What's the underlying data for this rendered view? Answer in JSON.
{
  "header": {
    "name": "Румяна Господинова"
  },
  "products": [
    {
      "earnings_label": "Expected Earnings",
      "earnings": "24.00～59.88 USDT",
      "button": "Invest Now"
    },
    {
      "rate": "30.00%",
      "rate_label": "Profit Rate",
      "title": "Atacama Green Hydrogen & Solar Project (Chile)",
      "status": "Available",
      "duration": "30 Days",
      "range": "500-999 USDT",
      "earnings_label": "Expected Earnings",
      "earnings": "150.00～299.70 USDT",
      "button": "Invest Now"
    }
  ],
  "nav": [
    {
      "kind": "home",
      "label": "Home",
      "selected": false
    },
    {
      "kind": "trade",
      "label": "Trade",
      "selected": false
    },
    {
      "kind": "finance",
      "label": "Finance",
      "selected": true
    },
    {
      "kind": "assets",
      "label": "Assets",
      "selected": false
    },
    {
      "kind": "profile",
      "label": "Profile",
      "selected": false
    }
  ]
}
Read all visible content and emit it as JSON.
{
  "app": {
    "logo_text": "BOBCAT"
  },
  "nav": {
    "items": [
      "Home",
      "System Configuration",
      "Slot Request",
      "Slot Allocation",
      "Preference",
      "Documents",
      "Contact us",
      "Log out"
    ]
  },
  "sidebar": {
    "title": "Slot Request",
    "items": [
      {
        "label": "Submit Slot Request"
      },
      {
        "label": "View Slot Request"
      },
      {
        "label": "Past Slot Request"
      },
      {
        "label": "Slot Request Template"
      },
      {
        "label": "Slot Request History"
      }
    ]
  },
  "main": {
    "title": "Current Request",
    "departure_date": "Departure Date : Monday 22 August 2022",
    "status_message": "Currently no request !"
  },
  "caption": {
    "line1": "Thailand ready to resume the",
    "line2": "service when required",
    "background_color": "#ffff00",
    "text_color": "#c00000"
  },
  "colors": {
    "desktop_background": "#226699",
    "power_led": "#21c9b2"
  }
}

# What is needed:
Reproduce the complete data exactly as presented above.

# Result:
What's the underlying data for this rendered view? Answer in JSON.
{
  "header": {
    "name": "Румяна Господинова"
  },
  "products": [
    {
      "earnings_label": "Expected Earnings",
      "earnings": "24.00～59.88 USDT",
      "button": "Invest Now"
    },
    {
      "rate": "30.00%",
      "rate_label": "Profit Rate",
      "title": "Atacama Green Hydrogen & Solar Project (Chile)",
      "status": "Available",
      "duration": "30 Days",
      "range": "500-999 USDT",
      "earnings_label": "Expected Earnings",
      "earnings": "150.00～299.70 USDT",
      "button": "Invest Now"
    }
  ],
  "nav": [
    {
      "kind": "home",
      "label": "Home",
      "selected": false
    },
    {
      "kind": "trade",
      "label": "Trade",
      "selected": false
    },
    {
      "kind": "finance",
      "label": "Finance",
      "selected": true
    },
    {
      "kind": "assets",
      "label": "Assets",
      "selected": false
    },
    {
      "kind": "profile",
      "label": "Profile",
      "selected": false
    }
  ]
}
Read all visible content and emit it as JSON.
{
  "app": {
    "logo_text": "BOBCAT"
  },
  "nav": {
    "items": [
      "Home",
      "System Configuration",
      "Slot Request",
      "Slot Allocation",
      "Preference",
      "Documents",
      "Contact us",
      "Log out"
    ]
  },
  "sidebar": {
    "title": "Slot Request",
    "items": [
      {
        "label": "Submit Slot Request"
      },
      {
        "label": "View Slot Request"
      },
      {
        "label": "Past Slot Request"
      },
      {
        "label": "Slot Request Template"
      },
      {
        "label": "Slot Request History"
      }
    ]
  },
  "main": {
    "title": "Current Request",
    "departure_date": "Departure Date : Monday 22 August 2022",
    "status_message": "Currently no request !"
  },
  "caption": {
    "line1": "Thailand ready to resume the",
    "line2": "service when required",
    "background_color": "#ffff00",
    "text_color": "#c00000"
  },
  "colors": {
    "desktop_background": "#226699",
    "power_led": "#21c9b2"
  }
}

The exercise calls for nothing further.